*** SUPPLIED RECORDS

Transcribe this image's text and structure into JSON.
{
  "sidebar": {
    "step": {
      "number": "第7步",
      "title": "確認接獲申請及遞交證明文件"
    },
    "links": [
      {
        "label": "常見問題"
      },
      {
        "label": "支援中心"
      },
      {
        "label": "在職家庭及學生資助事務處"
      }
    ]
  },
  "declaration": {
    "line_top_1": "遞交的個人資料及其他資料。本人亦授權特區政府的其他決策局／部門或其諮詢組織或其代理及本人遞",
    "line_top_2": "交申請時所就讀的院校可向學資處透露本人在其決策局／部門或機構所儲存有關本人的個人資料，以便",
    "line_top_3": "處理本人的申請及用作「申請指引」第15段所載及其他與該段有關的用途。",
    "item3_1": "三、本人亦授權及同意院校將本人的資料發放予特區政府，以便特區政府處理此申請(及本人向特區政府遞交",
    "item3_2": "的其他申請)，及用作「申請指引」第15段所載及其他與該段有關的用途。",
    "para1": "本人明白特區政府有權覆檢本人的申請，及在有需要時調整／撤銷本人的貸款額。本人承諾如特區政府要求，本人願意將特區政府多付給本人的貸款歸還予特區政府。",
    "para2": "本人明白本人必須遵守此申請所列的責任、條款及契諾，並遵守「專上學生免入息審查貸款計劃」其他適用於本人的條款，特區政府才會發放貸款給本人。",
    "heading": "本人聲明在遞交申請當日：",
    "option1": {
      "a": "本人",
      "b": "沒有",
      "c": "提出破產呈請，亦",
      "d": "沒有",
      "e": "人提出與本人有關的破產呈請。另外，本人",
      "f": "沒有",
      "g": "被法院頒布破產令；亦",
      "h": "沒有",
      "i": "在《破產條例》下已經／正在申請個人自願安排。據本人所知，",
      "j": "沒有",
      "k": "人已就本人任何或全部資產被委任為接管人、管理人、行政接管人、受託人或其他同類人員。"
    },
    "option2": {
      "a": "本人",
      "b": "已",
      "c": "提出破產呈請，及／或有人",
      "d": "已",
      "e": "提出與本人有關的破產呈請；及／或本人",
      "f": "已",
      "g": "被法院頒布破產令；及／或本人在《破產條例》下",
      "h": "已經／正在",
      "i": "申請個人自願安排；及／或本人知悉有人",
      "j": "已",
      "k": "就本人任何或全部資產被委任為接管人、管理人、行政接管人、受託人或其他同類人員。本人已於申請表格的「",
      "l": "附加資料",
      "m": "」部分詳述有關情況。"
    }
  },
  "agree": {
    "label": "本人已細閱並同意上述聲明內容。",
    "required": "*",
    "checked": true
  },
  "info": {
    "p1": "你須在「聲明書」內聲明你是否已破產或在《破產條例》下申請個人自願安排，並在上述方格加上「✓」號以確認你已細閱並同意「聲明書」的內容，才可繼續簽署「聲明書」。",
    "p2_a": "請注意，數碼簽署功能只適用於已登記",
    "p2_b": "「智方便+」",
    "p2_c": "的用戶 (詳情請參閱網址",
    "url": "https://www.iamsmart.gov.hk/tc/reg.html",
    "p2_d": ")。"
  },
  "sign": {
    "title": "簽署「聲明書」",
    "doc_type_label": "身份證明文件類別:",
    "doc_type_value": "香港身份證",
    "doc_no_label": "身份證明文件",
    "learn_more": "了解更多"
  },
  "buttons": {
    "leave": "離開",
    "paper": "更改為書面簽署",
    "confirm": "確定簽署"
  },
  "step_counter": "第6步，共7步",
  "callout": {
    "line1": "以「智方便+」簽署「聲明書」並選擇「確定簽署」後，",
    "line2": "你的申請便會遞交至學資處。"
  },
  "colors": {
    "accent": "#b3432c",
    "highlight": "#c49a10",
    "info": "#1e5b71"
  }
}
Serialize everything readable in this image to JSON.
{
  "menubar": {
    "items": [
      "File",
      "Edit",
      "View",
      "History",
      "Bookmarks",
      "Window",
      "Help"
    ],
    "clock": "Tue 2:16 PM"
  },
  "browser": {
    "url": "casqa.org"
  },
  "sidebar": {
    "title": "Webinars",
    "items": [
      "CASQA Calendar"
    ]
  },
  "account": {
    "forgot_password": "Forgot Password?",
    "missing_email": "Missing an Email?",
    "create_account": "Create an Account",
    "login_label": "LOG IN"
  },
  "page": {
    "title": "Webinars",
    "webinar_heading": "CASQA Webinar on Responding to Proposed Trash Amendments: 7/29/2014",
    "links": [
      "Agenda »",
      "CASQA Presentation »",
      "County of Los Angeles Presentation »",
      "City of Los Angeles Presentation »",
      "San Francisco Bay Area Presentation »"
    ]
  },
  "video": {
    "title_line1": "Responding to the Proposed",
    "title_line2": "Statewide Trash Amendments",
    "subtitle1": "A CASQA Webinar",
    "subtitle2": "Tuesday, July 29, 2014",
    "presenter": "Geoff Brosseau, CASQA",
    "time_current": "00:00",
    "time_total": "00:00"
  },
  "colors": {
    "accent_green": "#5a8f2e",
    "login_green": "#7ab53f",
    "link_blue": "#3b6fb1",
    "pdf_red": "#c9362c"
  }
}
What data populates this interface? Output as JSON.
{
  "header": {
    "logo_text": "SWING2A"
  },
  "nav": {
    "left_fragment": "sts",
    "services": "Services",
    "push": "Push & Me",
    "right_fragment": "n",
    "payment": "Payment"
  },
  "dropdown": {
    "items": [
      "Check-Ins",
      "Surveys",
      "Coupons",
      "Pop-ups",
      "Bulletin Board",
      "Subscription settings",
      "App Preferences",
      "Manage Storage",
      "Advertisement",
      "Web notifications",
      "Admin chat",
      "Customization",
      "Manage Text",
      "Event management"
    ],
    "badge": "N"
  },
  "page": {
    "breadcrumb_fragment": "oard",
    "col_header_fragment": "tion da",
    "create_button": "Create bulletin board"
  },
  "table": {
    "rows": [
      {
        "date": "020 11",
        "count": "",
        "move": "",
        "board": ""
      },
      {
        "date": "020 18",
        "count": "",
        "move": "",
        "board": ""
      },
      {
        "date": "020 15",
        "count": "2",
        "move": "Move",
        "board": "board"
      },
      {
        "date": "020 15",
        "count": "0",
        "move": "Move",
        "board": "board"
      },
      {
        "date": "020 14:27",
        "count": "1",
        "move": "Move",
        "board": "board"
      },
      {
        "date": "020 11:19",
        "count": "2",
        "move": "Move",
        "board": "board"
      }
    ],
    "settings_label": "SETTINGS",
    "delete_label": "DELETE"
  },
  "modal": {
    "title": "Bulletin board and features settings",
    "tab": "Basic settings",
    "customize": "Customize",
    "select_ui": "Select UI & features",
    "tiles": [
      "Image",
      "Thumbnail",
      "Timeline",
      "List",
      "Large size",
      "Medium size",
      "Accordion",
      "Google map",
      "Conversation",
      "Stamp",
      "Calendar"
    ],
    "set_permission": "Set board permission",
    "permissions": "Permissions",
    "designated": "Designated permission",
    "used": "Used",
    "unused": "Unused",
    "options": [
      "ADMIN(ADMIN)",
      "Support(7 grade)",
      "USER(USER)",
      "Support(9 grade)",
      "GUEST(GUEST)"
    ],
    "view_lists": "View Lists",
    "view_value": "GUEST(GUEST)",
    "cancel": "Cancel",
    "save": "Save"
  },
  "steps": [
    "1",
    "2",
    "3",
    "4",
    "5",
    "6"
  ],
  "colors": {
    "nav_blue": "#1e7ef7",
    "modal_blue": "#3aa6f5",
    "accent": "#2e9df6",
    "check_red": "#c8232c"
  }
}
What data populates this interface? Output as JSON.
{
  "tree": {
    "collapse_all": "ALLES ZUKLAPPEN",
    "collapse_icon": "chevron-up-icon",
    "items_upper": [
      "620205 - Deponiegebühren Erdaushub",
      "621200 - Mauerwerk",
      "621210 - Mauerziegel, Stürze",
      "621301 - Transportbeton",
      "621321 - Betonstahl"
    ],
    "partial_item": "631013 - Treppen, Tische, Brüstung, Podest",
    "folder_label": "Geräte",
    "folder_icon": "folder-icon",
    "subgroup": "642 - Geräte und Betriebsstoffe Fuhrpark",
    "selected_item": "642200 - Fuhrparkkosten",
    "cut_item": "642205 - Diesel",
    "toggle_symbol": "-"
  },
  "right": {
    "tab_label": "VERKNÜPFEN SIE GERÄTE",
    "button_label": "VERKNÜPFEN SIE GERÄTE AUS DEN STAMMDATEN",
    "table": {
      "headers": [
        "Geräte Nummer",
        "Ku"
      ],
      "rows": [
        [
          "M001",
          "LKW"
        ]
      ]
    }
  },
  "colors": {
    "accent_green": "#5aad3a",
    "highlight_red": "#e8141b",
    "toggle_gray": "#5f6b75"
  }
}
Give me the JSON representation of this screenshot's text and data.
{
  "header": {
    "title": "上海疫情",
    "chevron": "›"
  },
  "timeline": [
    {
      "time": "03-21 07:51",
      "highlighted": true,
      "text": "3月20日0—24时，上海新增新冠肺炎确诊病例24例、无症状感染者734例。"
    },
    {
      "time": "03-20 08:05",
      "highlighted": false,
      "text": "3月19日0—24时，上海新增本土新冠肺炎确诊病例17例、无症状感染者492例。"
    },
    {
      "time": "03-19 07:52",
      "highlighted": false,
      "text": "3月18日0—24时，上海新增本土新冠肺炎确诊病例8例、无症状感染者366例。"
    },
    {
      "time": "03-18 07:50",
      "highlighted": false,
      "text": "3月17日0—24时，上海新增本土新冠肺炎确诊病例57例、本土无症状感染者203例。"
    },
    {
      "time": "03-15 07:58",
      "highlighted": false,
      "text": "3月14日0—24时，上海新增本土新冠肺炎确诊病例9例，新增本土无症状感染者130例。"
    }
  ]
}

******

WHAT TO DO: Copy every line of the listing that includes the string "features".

COMPLETED EXERCISE:
    "title": "Bulletin board and features settings",
    "select_ui": "Select UI & features",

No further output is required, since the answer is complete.